Tim: That's something we should bring back to the larger group to think about
... archival profile needs to still be readable by a PWP reader

*missed what Bill said

Tim: we talked a bit about this with Nicholas
... what kind of browser, email (I missed this)
... the other thing that Leonard mentioned is what kind of script...
... I was just saying I'm not sure how the scripts for javascript what that will mean for PWP

HeatherF: unfortunately you're right, javascript and dynamic scripts have become quite ubiquitous. Which is annoying
... I think having dynamic scripts in any kind of long term storage is a bad idea but I don't know how we're going to get around that

lrosenthal: can we take advantage of the fact that we both have file format rules and business rules but have rules where the script should be included by not executed...

Tim: we're coming up on the end of the hour and I think we have the fodder for a number of use cases
... some of you are used to editing on github some are not. In some way or another I'd like everyone to help flush out the usecases

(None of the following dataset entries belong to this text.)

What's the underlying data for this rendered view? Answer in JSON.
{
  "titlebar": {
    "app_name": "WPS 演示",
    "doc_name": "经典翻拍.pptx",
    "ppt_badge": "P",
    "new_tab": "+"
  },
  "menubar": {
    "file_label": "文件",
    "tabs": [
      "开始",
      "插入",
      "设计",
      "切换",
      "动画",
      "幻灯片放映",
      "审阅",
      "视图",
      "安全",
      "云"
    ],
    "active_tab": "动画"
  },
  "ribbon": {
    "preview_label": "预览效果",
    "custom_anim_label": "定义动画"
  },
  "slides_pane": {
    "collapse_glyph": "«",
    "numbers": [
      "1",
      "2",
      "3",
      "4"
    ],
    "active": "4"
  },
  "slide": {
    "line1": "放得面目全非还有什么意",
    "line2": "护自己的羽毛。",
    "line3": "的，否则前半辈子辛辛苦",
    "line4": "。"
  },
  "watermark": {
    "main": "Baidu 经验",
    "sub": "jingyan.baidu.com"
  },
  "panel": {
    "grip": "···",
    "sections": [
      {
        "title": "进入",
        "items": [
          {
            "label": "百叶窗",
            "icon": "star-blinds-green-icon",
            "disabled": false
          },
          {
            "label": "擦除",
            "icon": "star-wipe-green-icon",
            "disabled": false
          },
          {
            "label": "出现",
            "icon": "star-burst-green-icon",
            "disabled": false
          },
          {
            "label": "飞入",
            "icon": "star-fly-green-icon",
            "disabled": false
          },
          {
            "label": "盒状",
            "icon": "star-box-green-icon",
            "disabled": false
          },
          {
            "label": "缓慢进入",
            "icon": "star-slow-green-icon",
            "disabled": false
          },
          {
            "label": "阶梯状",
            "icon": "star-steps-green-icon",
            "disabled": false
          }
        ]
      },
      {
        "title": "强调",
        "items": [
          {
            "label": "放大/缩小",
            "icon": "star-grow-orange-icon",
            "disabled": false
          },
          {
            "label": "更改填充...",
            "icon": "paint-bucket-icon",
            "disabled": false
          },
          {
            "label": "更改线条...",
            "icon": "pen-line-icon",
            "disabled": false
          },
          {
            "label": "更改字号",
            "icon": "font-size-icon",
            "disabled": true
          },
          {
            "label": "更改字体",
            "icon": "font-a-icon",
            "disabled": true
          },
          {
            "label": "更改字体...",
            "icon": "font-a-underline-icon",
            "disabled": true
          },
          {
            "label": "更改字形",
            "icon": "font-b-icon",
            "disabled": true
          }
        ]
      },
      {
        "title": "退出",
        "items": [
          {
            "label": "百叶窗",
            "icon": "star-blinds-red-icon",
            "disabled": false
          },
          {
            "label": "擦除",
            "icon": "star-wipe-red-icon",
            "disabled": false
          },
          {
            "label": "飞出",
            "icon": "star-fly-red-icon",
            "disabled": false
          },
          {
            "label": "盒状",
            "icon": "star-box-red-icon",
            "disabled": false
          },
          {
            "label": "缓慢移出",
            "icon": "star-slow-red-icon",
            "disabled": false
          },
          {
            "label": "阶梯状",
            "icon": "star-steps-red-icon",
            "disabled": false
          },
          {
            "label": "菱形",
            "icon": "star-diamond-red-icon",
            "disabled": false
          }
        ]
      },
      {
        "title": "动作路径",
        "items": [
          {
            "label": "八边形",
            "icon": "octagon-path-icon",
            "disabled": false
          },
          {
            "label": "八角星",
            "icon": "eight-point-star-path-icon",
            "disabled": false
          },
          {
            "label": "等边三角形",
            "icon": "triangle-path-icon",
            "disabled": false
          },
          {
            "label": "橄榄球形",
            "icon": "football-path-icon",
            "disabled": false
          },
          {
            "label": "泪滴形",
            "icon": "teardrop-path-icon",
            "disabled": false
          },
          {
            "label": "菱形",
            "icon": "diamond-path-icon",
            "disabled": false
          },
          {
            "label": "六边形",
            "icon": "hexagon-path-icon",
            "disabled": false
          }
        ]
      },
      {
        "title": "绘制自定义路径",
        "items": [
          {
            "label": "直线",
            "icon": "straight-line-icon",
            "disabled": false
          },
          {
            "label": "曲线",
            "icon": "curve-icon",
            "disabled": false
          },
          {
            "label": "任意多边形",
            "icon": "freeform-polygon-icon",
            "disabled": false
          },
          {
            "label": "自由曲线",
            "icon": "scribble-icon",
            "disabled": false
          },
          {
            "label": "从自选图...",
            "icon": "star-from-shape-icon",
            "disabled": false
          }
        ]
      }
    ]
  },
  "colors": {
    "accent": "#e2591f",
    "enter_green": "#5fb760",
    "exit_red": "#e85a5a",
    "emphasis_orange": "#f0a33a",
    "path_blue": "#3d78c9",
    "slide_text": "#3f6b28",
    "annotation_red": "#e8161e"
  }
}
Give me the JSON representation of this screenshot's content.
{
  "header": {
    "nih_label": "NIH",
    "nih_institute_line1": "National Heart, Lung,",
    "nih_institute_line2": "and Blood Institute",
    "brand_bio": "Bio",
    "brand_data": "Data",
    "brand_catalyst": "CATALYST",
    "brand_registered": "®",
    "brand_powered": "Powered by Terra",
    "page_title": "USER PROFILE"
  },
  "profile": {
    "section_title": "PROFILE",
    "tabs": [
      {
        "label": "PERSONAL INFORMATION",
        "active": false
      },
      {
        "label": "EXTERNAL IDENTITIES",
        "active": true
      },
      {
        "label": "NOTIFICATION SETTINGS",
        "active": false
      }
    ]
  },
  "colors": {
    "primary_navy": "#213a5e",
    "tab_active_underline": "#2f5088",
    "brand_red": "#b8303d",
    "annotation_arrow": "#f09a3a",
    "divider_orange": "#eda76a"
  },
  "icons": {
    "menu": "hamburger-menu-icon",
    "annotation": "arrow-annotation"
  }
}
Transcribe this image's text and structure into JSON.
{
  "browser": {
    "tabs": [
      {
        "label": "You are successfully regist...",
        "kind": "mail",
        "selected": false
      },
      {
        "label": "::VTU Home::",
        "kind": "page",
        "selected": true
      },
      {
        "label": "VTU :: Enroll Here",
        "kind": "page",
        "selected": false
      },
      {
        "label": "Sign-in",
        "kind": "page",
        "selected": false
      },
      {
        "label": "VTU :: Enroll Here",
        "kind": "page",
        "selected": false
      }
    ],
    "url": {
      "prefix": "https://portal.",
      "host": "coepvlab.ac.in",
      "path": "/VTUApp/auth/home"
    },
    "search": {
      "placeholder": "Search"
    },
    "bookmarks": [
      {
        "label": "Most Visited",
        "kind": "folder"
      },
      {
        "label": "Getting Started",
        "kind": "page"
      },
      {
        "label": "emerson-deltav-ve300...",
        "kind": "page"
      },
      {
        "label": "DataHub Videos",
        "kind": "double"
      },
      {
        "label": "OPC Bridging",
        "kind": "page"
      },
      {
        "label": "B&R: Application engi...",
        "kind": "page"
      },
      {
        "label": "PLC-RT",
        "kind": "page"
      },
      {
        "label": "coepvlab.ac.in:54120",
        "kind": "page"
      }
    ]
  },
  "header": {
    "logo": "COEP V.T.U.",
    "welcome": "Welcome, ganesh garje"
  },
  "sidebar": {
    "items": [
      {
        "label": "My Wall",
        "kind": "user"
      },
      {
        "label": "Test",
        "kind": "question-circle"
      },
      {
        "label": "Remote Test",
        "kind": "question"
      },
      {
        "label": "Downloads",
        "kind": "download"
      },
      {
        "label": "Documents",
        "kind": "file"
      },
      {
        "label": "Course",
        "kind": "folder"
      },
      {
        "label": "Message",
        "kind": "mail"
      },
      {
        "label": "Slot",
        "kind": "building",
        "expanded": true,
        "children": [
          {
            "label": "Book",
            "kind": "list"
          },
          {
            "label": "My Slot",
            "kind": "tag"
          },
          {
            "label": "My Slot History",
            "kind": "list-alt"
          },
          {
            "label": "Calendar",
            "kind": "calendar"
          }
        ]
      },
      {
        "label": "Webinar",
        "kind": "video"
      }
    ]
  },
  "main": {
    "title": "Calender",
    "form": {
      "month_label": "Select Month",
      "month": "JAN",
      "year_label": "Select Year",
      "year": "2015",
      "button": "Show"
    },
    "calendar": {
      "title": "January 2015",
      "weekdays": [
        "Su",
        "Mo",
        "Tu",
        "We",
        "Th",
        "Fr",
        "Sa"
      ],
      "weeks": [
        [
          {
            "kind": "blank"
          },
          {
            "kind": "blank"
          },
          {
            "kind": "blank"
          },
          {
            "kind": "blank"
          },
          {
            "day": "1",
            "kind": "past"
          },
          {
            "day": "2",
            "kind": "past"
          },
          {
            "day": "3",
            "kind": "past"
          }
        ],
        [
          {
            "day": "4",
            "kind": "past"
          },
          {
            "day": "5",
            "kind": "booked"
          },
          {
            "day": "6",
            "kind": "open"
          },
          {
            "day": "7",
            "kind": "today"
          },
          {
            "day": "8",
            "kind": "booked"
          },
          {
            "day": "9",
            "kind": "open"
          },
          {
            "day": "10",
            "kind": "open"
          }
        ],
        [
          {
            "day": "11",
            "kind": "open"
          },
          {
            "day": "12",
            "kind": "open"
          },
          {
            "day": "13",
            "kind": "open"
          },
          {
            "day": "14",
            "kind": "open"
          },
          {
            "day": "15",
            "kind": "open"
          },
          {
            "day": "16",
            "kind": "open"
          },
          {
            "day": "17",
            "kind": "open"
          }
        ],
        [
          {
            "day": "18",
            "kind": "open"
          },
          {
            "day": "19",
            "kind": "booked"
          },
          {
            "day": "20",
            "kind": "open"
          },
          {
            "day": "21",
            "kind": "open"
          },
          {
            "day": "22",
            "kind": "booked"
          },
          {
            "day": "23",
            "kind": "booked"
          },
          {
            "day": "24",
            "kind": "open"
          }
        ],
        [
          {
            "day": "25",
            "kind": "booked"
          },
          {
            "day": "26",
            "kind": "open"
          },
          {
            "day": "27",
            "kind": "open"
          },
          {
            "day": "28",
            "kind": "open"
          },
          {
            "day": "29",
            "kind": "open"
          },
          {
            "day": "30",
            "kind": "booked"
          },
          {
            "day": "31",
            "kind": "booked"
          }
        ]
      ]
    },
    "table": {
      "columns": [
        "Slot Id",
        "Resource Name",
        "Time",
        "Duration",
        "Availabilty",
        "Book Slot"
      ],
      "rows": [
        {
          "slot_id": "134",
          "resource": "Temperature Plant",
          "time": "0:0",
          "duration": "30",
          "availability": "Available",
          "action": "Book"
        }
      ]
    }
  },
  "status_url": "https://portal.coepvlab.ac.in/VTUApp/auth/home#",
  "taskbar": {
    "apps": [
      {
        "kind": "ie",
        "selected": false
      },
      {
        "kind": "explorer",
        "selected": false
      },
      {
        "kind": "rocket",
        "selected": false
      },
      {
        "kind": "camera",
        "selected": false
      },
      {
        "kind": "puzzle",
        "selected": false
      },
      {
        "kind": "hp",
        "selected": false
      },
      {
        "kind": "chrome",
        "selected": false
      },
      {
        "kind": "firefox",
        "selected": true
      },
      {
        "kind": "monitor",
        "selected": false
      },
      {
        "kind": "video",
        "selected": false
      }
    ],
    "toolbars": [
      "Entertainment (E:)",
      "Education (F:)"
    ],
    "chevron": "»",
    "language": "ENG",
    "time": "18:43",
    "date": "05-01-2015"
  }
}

<TimCole> http://w3c.github.io/dpub-pwp-arch/Archival-UCR.html

Tim: the link address is viewable by everyone...
... can we get people to try and do that either in the github document or via email if they have an idea for a use case
... we try to do that within the next two weeks so we can talk about it in the next call
... how iwll that work with assembling use cases?

HeatherF: It's kind of on going...we'll be talking about it at the F2F at the end of the meeting

Tim: try to think about use case title and descriptions at least. Heather, can you look at the url at the link I posted and see if they need to be re-worked, etc
... Leonard and Bill can you think about use cases?

Leonard and Bill: Yup

lrosenth: this isn't a huge priority but a few calls ago we talked about getting some of the people involved in archiving. We did bring in the people from CLOCKSS and LOCKSS.
... I met the KB, the Dutch National Library version of Nicholas Taylor who would love to participate in one of our calls

Tim: Can you share his contact info with Ayla and I?
... we're still waiting on a couple of contacts that I'm responsible for from the Internet Archive and Los Alamos National Laboratory

*thanks Bill!

Tim: anything else?
... okay let's save some time. We'll have the next call in two weeks where we'll talk about use case ideas that people have come up with or talk about what's already up there
... sound good?


Summary of Action Items

Summary of Resolutions

[End of minutes]

Minutes formatted by David Booth's scribe.perl version 1.144 (CVS log)
$Date: 2016/04/25 09:00:34 $